The city of Portland agreed to pay the disgraced former head of the civic life bureau one year’s salary in return for her resignation.
Suk Rhee received a little over $178,000 to resign, according to a targeted severance agreement obtained by OPB.
The agreement was approved May 12 — one day after the District Attorney ordered the city to make a report public that revealed widespread dysfunction within the bureau. According to the report, a majority of employees interviewed believed Rhee created a hostile work environment and was not fit to lead the bureau any longer.
It’s clear the agreement was in the works before the DA’s order, however. Rhee signed it May 6. She officially resigned May 14.
Hardesty’s office had received the report earlier this spring.

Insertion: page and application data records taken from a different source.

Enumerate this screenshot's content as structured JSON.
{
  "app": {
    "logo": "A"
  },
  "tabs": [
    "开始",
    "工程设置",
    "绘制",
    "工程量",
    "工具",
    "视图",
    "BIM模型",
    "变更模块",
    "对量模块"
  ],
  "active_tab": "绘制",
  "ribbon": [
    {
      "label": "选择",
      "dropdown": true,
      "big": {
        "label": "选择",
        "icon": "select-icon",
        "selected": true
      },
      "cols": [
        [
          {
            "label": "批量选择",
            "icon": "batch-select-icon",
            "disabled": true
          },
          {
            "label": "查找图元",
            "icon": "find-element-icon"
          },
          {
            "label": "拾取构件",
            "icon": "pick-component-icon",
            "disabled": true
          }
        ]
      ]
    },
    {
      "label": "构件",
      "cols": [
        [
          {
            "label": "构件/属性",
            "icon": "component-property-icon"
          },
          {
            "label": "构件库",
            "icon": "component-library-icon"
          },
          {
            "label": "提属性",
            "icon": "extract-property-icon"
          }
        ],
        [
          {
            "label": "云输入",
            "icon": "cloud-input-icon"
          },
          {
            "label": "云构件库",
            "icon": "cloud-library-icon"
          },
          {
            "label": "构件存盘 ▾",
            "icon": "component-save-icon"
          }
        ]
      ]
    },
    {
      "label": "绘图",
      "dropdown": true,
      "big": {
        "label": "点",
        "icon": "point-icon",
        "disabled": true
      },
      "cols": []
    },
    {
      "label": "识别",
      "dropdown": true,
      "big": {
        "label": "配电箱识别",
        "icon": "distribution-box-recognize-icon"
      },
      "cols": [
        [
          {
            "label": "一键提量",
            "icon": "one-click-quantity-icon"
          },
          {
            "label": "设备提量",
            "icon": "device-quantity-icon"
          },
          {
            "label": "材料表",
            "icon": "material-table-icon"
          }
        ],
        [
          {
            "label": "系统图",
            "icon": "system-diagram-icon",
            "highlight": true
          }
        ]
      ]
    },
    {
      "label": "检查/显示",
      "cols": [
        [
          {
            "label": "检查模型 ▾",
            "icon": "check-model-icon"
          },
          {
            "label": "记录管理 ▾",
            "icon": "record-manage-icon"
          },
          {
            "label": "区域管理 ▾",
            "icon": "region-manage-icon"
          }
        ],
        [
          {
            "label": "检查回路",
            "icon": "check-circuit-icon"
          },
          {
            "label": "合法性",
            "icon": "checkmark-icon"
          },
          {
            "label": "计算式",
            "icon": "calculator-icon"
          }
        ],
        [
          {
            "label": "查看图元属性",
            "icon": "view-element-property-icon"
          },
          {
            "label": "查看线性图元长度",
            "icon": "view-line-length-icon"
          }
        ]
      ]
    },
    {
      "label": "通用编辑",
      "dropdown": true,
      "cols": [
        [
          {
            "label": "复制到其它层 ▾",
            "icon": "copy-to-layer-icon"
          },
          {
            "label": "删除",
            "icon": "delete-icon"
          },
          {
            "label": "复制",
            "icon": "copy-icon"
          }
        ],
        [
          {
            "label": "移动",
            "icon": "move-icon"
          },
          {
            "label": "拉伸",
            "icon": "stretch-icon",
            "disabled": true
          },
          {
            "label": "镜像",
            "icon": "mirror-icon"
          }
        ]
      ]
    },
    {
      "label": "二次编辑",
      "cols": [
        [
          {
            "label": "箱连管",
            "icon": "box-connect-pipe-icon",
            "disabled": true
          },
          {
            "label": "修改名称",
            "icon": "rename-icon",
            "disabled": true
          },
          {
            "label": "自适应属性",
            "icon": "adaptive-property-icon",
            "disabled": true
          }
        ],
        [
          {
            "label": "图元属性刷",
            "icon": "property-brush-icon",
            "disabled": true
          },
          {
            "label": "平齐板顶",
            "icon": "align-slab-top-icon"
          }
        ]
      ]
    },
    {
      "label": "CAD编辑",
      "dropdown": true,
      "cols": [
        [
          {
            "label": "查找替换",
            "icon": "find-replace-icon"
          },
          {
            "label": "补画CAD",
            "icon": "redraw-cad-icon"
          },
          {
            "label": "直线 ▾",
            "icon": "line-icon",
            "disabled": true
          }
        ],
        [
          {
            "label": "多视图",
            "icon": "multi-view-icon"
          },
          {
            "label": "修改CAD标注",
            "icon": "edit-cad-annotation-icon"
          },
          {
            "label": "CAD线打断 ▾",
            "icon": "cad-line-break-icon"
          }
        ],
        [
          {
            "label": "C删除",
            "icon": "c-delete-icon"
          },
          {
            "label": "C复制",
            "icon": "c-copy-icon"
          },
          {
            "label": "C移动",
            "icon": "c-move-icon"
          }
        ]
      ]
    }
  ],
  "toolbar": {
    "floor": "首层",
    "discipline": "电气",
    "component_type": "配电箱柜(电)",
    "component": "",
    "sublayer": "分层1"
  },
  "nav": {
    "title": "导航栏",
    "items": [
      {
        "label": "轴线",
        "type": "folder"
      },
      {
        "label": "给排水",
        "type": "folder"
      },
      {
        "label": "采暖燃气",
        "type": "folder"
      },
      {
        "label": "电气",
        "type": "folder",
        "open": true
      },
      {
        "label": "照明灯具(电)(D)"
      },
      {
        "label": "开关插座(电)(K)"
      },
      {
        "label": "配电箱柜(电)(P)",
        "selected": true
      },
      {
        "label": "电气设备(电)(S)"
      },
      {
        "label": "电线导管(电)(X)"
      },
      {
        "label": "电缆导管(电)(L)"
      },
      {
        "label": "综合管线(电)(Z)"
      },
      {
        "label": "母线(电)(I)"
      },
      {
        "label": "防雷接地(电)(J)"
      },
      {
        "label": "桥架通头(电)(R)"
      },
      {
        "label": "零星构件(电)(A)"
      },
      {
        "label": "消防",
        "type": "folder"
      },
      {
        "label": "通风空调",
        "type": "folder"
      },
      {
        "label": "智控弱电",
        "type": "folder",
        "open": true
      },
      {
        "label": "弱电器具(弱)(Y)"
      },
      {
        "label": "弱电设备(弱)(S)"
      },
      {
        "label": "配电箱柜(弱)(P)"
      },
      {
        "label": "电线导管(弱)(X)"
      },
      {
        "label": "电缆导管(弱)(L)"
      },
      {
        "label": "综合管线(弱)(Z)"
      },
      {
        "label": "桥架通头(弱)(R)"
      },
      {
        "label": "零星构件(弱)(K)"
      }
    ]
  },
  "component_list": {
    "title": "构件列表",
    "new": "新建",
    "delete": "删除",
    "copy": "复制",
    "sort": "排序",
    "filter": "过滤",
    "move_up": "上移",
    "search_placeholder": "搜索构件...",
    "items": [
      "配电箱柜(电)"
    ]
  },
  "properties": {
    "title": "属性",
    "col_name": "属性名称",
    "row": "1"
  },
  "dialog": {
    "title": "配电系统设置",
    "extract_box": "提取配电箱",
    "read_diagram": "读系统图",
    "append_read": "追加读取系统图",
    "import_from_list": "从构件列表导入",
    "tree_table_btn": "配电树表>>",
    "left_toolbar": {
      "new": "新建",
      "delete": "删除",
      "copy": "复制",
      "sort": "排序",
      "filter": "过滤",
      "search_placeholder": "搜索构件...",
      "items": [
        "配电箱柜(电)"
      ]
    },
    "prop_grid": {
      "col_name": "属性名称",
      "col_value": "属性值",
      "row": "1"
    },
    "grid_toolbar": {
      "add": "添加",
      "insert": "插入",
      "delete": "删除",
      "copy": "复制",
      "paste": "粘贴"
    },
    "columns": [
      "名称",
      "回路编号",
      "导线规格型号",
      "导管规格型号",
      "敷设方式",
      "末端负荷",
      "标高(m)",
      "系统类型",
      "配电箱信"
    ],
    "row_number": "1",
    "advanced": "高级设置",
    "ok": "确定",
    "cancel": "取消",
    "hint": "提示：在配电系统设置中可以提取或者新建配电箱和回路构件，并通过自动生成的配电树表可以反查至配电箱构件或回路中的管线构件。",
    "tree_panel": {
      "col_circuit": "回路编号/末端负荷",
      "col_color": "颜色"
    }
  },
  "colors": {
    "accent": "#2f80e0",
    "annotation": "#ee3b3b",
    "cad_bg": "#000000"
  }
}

It’s common for bureau directors to be offered money in exchange for a quiet resignation. Amalia Alarcón de Morris, the bureau head before Rhee, received $143,811 to resign, Willamette Week reported at the time.
But what is more unusual is the degree of turmoil Rhee left in her wake. An independent report released Tuesday on the bureau found a toxic workplace culture plagued the bureau. The report pinned the blame on five employees — including Rhee.
“Most interviewees and survey participants felt the bureau cannot move forward with Suk as a director citing her lack of concern for employee experience, bullying behavior and hierarchical and condescending style of leadership,” the report states.
Bureau directors are considered “at-will employees” and the commissioner-in-charge can fire them without cause — and without a payout. But agreements like these help the city avoid litigation.
Per the agreement, Rhee can not sue the city for any reason related to her employment.
“If Suk Rhee ever asserts any claim, action or suit against the City or against any City’s commissioners, officers, bureaus, employees, agents, insurers, or their successors, arising out of or in connection with Suk Rhee’s employment with the City or resignation from employment provided by this Agreement, the City may plead this Agreement as an absolute defense to any such claim, action or suit,” the agreement states.
Rhee could not be reached for comment.
Aside from Hardesty, who oversees the bureau, only one commissioner has commented publicly on the report since its publication. As part of the deep dive into the dysfunction within the bureau, the report singles out five employees who allegedly fueled the toxic workplace. The report names Rhee, two managers, and two lower-level employees.
On Wednesday, Commissioner Mingus Mapps said in a statement that he had “a heavy heart for the employees who suffered at the hands of incompetent and abusive managers.”
Mapps, himself, worked at the civic life bureau before he was fired by one of the managers named in the report. He oversaw the crime prevention program in the city and has said he was fired because he refused to follow orders to discipline an employee.
“While I found most frontline staff had that same vision of service to the public, I also found work culture so toxic, as to forcibly hamstringing staff’s continuous efforts to support and engage the public meaningfully,” said Mapps in a statement.
“It is beyond alarming that as a City we allowed staff and the public to suffer for so long with no action taken,” he continued. “... If we desire to attract the best and brightest into our workforce, we need to ensure the physical and psychological safety of our staff to bring their best selves to work.”
The mayor has yet to comment on the report.